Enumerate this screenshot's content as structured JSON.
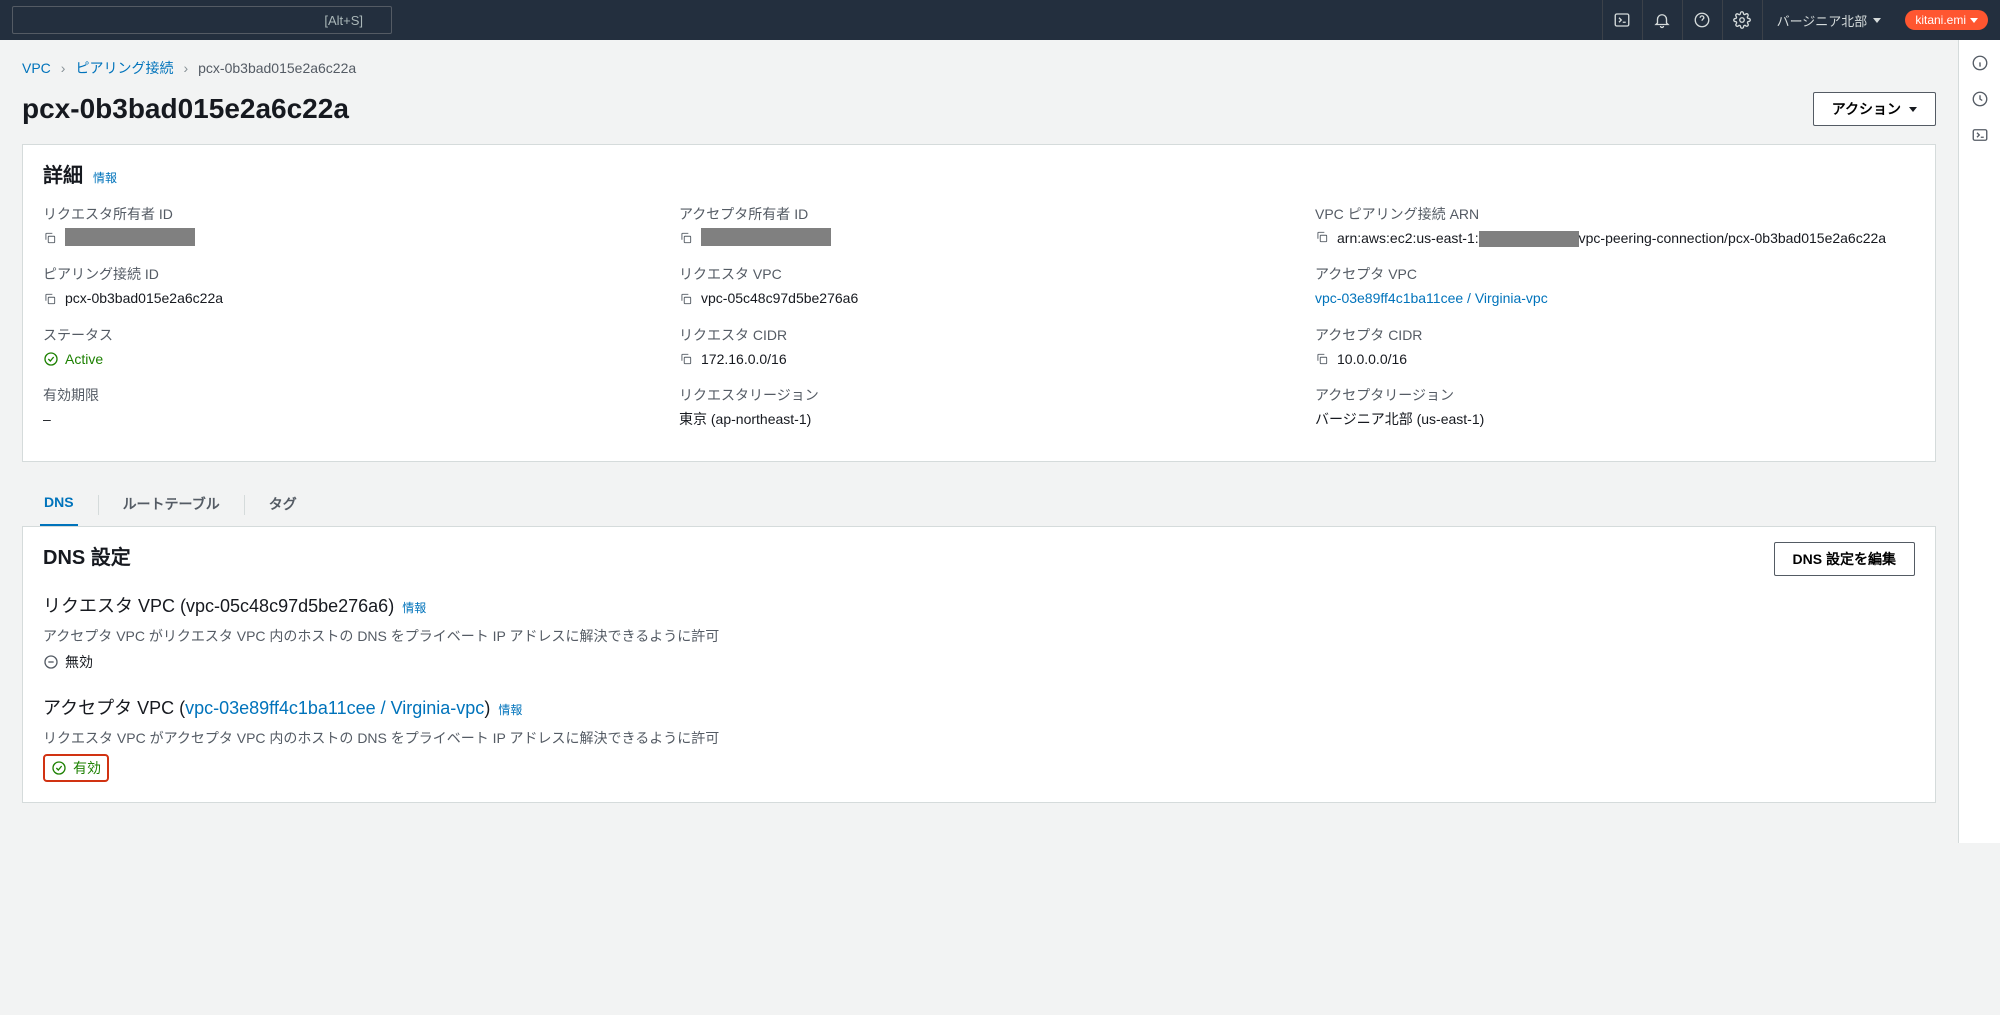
{
  "topbar": {
    "search_hint": "[Alt+S]",
    "region": "バージニア北部",
    "user": "kitani.emi"
  },
  "breadcrumb": {
    "root": "VPC",
    "parent": "ピアリング接続",
    "current": "pcx-0b3bad015e2a6c22a"
  },
  "page_title": "pcx-0b3bad015e2a6c22a",
  "actions_button": "アクション",
  "details_panel": {
    "title": "詳細",
    "info": "情報",
    "requester_owner_label": "リクエスタ所有者 ID",
    "accepter_owner_label": "アクセプタ所有者 ID",
    "arn_label": "VPC ピアリング接続 ARN",
    "arn_prefix": "arn:aws:ec2:us-east-1:",
    "arn_suffix": "vpc-peering-connection/pcx-0b3bad015e2a6c22a",
    "peering_id_label": "ピアリング接続 ID",
    "peering_id": "pcx-0b3bad015e2a6c22a",
    "requester_vpc_label": "リクエスタ VPC",
    "requester_vpc": "vpc-05c48c97d5be276a6",
    "accepter_vpc_label": "アクセプタ VPC",
    "accepter_vpc": "vpc-03e89ff4c1ba11cee / Virginia-vpc",
    "status_label": "ステータス",
    "status": "Active",
    "requester_cidr_label": "リクエスタ CIDR",
    "requester_cidr": "172.16.0.0/16",
    "accepter_cidr_label": "アクセプタ CIDR",
    "accepter_cidr": "10.0.0.0/16",
    "expiration_label": "有効期限",
    "expiration": "–",
    "requester_region_label": "リクエスタリージョン",
    "requester_region": "東京 (ap-northeast-1)",
    "accepter_region_label": "アクセプタリージョン",
    "accepter_region": "バージニア北部 (us-east-1)"
  },
  "tabs": {
    "dns": "DNS",
    "route_tables": "ルートテーブル",
    "tags": "タグ"
  },
  "dns_panel": {
    "title": "DNS 設定",
    "edit_button": "DNS 設定を編集",
    "info": "情報",
    "requester_title_prefix": "リクエスタ VPC (",
    "requester_vpc": "vpc-05c48c97d5be276a6",
    "requester_title_suffix": ")",
    "requester_desc": "アクセプタ VPC がリクエスタ VPC 内のホストの DNS をプライベート IP アドレスに解決できるように許可",
    "requester_status": "無効",
    "accepter_title_prefix": "アクセプタ VPC (",
    "accepter_vpc": "vpc-03e89ff4c1ba11cee / Virginia-vpc",
    "accepter_title_suffix": ")",
    "accepter_desc": "リクエスタ VPC がアクセプタ VPC 内のホストの DNS をプライベート IP アドレスに解決できるように許可",
    "accepter_status": "有効"
  }
}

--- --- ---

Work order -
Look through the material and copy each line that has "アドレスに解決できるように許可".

Your response -
    "requester_desc": "アクセプタ VPC がリクエスタ VPC 内のホストの DNS をプライベート IP アドレスに解決できるように許可",
    "accepter_desc": "リクエスタ VPC がアクセプタ VPC 内のホストの DNS をプライベート IP アドレスに解決できるように許可",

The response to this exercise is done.